Habitat structural complexity explains patterns of feral cat and dingo occurrence in monsoonal Australia

Date: 13, Apr, 2020
Author(s):   Stobo-Wilson, A.M., Stokeld, D., Einoder, L.D., Davies, H.F., Fisher, A., Hill, B.M., Mahney, T., Murphy, B.P., Stevens, A., Woinarski, J.C.Z., Bawinanga Rangers, Warddeken Rangers, Gillespie, G.R.,
Publisher: Diversity and Distributions
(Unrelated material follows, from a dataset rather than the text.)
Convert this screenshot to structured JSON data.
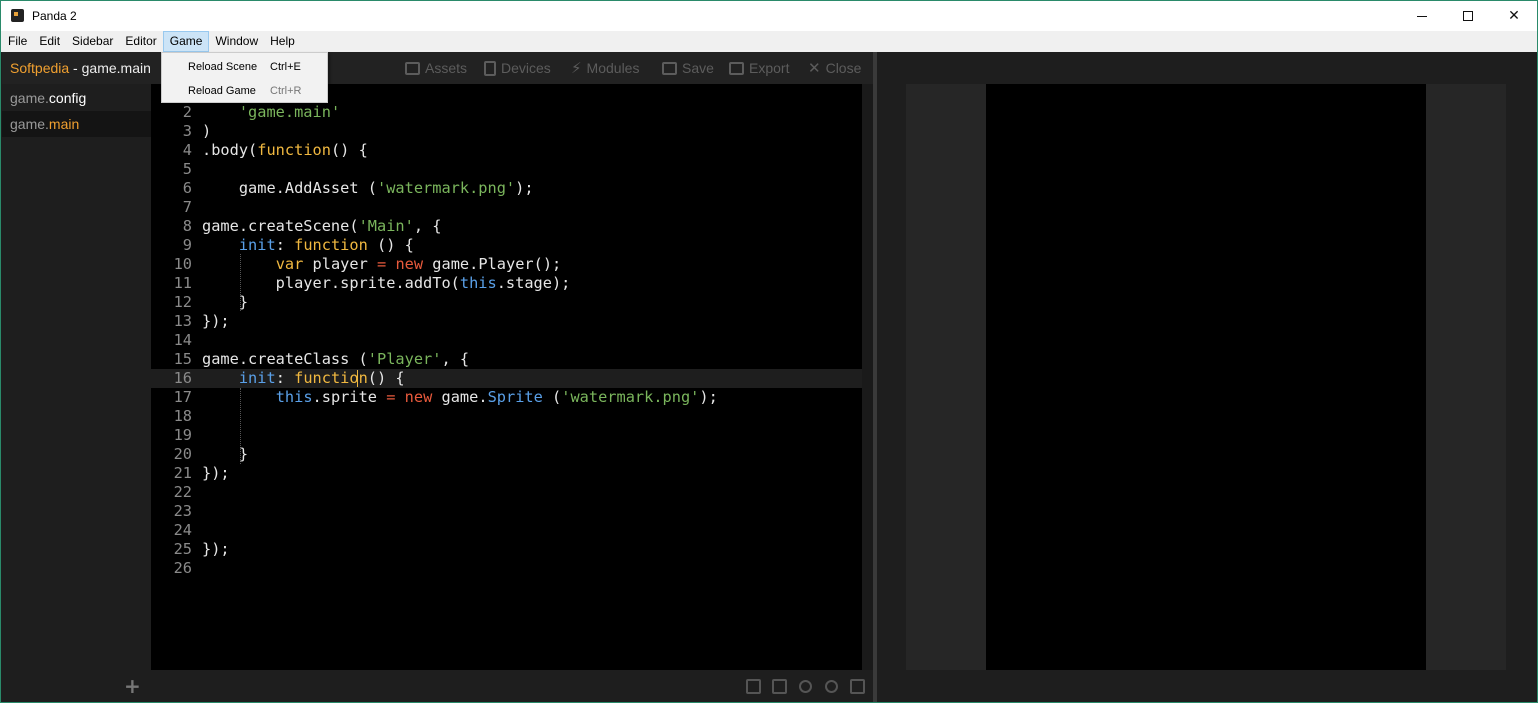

Aim: An interaction between reduced habitat structural complexity and predation by feral cats (Felis catus) has been hypothesized as the primary driver of mammal decline in northern Australia. However, we have a limited understanding of the drivers of the distribution and abundance of feral cats at a landscape scale, including whether the occurrence of a top predator, the dingo (Canis familiaris [dingo]), limits feral cat populations. We modelled feral cat and dingo site occurrence, to provide the first broad‐scale assessment of their distributional patterns and co‐occurrence within monsoonal Australia.

Location: About 370,000 km2 of monsoonal area in the Northern Territory.

Methods: We surveyed 376 sites using camera traps. We used single‐ and two‐species occupancy models to investigate feral cat and dingo site occurrence and the influence of dingoes on feral cat occupancy. We included predictor variables that relate to hypotheses of predator occurrence, including both environmental and disturbance‐related variables.

Results: Feral cat occurrence and dingo occurrence were best predicted by indices of habitat structural complexity; feral cat occurrence declined with increasing productivity, except in areas of relatively high fire activity (fire frequency and extent), and dingo occurrence declined with terrain ruggedness. We found no evidence that dingoes are spatially limiting feral cat occurrence.

Main conclusions: Our findings suggest the protection and enhancement of habitat structural complexity at both the local and landscape scale could enable conservation managers to reduce the exposure of small‐ and medium‐sized mammals to feral cats and dingoes. This can most likely be achieved through improved fire and feral herbivore management, which is a more feasible management option than lethal predator control.